Start of Block

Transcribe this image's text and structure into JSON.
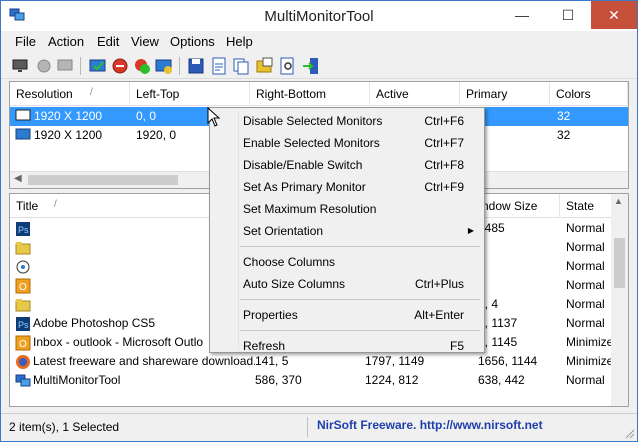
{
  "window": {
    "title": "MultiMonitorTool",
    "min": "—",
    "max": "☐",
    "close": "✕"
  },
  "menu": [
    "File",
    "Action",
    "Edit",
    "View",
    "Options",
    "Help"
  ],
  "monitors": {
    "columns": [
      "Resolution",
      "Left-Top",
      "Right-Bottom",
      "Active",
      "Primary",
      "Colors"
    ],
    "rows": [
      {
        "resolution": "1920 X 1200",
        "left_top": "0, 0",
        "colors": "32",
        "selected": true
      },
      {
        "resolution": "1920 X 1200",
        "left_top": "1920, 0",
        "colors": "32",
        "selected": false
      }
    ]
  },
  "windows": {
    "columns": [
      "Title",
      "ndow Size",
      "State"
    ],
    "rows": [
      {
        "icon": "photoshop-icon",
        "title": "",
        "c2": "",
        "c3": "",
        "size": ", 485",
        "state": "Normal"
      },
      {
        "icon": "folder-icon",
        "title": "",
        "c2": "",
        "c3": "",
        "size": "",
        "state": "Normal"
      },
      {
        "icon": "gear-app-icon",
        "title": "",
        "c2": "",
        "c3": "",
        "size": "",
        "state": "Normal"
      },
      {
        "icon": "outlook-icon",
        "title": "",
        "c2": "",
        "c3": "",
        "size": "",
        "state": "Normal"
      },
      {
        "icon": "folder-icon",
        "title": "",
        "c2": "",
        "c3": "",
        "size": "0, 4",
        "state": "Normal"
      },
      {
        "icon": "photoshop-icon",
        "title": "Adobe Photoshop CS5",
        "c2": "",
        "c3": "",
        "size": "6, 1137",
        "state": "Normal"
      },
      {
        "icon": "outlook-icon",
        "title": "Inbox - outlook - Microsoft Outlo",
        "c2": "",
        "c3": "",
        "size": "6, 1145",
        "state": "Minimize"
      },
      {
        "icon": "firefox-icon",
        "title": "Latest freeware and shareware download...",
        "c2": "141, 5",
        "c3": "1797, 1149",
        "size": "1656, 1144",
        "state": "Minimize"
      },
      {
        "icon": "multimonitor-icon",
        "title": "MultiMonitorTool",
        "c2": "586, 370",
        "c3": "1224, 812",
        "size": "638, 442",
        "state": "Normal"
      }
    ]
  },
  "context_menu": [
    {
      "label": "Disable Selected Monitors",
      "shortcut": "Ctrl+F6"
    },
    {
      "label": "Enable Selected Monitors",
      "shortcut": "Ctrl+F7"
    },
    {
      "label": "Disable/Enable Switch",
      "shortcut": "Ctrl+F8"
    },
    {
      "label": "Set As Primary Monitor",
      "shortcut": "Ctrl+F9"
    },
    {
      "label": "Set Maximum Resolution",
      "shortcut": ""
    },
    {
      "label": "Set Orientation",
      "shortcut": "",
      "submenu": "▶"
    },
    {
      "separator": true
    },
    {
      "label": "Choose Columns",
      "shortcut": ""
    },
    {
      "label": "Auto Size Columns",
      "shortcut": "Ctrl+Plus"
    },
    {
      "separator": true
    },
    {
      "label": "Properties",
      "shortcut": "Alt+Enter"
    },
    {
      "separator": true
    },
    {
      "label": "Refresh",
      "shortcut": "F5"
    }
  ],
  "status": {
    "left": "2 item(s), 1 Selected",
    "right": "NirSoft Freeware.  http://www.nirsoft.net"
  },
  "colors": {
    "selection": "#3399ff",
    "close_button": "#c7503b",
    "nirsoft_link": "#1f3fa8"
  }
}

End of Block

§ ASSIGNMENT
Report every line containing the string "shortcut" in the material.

§ WRITTEN SOLUTION
      "shortcut": "Ctrl+F6"
      "shortcut": "Ctrl+F7"
      "shortcut": "Ctrl+F8"
      "shortcut": "Ctrl+F9"
      "shortcut": ""
      "shortcut": "",
      "shortcut": ""
      "shortcut": "Ctrl+Plus"
      "shortcut": "Alt+Enter"
      "shortcut": "F5"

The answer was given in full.